Generation of active vegetative cellOutgrowthActive growth vegetative stateSopre core membrane develops into the cell wallActive biosynthetic activityInhibit by antibiotic that inhibit cell wall, protein , or nucleic acid synthesis
: . . - .
Most endospore cannot germinate immediatelyAfter they have rest for several daysAfter heated briefly (5 min, at 60 C).If proper nutrient are presentspore takes in water and swellsspore coat cracksvegetative cell grow
Differences Between Endospores And Vegetative Cells1. Endospores Are Dormant (For At Least 100 Years)
2. Endospores Are Unable To Multiply.
3. Endospores Do Not Degrade Components To Generate Energy
4. Endospores Do Not Synthesize Cell Components
Endospore stain of Bacillus megaterium Note red endospores inside colorless streptobacillus
Spore Stain Purpose A differential stain used to detect the presence or location of spores in bacterial cells. Only a few genera produce spores such as Bacillus and Clostridium Note the endospore within the rod gives the bacterium a "tennis racquet" shape
Spore Stain Principle Spores have a touch outer covering made of the protein keratin and are resistant to heat and chemicals. The keratin also resists staining, so extreme measures must be taken to stain the spore. A primary stain of malachite green is forced into the spore by steaming the bacterial emulsion. Malachite green is water soluble and has a low affinity for cell material, so vegetative cells and spore mother cells may be decolorized with water and counterstained with safranin.
exosporesCells of the methane-oxidizing genus Methylosinus form exospores i.e. spores external to the vegetative cells, by budding at one end of the cellThese are desiccation and heat resistant, but unlike endospores they do not contain DPA.

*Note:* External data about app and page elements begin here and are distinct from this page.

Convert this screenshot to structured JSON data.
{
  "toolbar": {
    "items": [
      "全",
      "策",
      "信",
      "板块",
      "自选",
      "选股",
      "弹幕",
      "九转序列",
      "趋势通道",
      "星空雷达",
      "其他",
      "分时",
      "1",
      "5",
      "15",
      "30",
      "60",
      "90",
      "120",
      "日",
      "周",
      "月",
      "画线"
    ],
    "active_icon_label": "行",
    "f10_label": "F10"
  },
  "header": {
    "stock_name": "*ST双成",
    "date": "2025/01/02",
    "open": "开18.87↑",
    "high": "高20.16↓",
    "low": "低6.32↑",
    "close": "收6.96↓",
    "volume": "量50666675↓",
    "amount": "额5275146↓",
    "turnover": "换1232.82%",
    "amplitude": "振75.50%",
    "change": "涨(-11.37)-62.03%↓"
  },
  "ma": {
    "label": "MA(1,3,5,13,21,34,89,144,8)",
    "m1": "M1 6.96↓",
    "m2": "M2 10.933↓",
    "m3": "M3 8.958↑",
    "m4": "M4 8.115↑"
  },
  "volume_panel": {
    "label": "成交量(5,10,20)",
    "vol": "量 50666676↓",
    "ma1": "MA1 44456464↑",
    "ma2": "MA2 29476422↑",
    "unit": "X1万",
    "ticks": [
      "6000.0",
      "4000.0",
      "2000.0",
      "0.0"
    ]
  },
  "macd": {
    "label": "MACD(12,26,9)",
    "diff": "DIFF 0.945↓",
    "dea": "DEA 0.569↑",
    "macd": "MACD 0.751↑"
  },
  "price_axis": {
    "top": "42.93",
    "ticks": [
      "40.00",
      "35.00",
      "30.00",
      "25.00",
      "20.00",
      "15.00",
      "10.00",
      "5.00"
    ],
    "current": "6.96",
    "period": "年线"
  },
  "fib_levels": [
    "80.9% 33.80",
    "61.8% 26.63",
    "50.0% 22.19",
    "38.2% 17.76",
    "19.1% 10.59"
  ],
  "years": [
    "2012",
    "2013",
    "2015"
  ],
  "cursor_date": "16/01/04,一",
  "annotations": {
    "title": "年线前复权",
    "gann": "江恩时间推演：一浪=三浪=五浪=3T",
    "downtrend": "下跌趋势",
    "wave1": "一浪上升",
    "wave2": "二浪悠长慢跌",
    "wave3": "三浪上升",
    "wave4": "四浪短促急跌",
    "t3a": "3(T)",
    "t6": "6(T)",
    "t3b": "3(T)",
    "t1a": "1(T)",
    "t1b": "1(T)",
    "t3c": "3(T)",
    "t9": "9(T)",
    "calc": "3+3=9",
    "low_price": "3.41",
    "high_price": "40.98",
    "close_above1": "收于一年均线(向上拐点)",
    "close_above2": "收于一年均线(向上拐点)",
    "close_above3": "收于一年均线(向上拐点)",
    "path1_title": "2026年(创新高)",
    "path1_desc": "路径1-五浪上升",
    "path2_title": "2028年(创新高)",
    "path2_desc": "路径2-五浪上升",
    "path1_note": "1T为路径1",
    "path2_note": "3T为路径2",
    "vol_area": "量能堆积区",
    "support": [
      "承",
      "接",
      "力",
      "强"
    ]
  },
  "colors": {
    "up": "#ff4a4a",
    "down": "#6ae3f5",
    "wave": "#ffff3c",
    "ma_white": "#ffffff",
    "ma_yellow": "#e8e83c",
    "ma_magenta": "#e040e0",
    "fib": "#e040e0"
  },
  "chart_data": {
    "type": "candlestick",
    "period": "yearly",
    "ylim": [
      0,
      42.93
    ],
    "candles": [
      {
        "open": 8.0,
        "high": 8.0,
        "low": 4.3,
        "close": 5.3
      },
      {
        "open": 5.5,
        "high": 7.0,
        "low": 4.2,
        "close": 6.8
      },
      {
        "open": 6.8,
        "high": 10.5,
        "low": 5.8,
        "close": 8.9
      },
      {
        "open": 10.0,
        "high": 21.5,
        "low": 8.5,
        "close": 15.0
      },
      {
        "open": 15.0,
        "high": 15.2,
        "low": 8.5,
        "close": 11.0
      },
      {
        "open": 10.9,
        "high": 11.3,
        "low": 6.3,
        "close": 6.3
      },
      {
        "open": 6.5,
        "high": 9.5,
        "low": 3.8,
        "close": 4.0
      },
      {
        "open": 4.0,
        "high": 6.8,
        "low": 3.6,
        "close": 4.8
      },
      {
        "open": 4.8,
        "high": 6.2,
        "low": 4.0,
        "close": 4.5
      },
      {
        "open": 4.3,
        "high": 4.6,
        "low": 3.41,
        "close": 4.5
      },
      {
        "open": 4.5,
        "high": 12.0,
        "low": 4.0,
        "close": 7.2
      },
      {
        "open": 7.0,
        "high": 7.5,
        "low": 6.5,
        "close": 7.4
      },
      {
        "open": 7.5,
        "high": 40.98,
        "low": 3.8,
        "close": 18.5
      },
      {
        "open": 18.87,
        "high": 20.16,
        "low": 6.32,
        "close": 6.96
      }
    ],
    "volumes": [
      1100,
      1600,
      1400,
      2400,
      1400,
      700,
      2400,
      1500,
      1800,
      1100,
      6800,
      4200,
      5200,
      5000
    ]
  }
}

Endosporesproduced within the cell, the cell wall does not contribute to the spore coateg Bacillus and Clostridium speciesActinomycete exosporesproduced by division of a filamentous cell, the cell wall is modified to form the spore coateg Actinomyces and Streptomyces species
Functions of sporesEndosporessurvival and dispersal, very resistant to extreme environmental conditionsonly one spore is produced per cell therefore not significant in reproductionExosporessurvival and dispersal, moderately resistant to extreme environmental conditionsmany spores produced per cell therefore v